“The concerns are displacement and in five years, will you still be able to tell that we were ever here? We’ve seen it several times. You drive through the Innovation District, you drive through Deep Deuce, there’s no way to even know that those were prominent Black communities with prominent Black businesses.”

—Jabee Williams, an east side resident, business owner, artist and activist. [The Oklahoman]

Number of the Day

$2.1 billion

If Oklahoma had maintained its state and local taxes at its 2004 level, the state budget would have been $2.1 billion higher in 2017 than it actually was.

[Source: A Better Path Forward by Oklahoma Policy Institute]

Policy Note

State Income Taxes and Racial Equity: Narrowing Racial Income and Wealth Gaps with State Personal Income Taxes: Fully addressing disparities will require a concerted effort across policy areas at all levels of government.
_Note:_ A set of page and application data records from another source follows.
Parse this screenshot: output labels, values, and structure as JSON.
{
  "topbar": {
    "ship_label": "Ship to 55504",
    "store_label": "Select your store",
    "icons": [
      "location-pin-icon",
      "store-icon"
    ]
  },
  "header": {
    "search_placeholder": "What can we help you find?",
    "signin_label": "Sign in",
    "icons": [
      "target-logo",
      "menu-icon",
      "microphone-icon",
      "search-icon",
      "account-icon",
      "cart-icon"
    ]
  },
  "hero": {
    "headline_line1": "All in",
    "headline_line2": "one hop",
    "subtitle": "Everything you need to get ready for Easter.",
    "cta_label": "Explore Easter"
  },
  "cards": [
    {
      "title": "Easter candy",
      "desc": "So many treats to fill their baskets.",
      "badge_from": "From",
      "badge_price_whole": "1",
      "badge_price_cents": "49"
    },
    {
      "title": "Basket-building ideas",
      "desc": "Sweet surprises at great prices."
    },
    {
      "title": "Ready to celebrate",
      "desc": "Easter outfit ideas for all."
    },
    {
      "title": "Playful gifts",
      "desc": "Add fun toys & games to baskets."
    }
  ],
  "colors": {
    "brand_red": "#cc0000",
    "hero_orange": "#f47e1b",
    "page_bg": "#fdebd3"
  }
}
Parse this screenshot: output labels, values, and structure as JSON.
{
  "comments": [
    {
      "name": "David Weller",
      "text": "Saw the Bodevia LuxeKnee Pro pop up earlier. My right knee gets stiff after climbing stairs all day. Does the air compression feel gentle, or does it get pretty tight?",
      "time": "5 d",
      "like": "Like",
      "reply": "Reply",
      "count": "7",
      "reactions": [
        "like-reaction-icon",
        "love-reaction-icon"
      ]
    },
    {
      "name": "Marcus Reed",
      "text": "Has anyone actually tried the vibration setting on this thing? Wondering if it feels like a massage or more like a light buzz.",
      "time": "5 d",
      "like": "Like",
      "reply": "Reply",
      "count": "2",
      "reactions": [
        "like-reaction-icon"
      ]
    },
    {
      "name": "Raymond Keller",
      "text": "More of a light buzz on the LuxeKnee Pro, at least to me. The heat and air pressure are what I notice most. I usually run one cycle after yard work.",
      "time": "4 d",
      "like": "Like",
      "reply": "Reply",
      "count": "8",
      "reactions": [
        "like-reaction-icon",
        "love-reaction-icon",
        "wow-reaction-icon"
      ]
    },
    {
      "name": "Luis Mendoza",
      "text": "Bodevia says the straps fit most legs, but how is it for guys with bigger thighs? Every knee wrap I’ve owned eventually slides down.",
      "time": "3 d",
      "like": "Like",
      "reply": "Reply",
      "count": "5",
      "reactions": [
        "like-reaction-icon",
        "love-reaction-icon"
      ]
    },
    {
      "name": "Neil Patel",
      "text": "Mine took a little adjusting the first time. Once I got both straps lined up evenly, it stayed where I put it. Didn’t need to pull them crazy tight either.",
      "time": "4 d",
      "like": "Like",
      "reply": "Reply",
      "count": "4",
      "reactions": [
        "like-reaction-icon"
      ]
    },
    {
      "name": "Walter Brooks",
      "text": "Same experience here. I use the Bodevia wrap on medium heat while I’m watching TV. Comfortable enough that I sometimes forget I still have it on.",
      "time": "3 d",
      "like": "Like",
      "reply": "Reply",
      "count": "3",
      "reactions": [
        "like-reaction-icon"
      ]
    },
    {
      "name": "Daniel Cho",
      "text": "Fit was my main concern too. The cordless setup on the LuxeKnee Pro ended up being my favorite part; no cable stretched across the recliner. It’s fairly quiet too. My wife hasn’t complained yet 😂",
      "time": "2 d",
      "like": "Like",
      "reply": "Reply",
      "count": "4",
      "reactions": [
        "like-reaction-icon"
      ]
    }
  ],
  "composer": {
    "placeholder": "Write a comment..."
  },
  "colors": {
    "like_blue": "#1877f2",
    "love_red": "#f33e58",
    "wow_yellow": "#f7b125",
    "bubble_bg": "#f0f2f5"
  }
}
This report focuses on one of many areas where state governments can advance racial equity: personal income tax reform. Specifically, this report recommends reforming the tax treatment of investment, business, and retirement income as well as homeownership and various tax credits for families. [ITEP]

You can sign up here to receive In The Know by e-mail.


Jessica joined OK Policy as a Communications Associate in January 2018. A Mexican immigrant, she was a Clara Luper Scholar at Oklahoma City University where she obtained a B.A. in Political Science and Philosophy. Prior to joining OK Policy, Jessica worked at a digital marketing agency in Oklahoma City. She is an alumna of both the National Education for Women (N.E.W.) Leadership Institute (2013) and OK Policy's Summer Policy Institute (2015). In addition to her role at OK Policy, Jessica serves as a board member for Dream Action Oklahoma in OKC and communications director for Dream Alliance Oklahoma in Tulsa.

Leave a Reply

This site uses Akismet to reduce spam. Learn how your comment data is processed.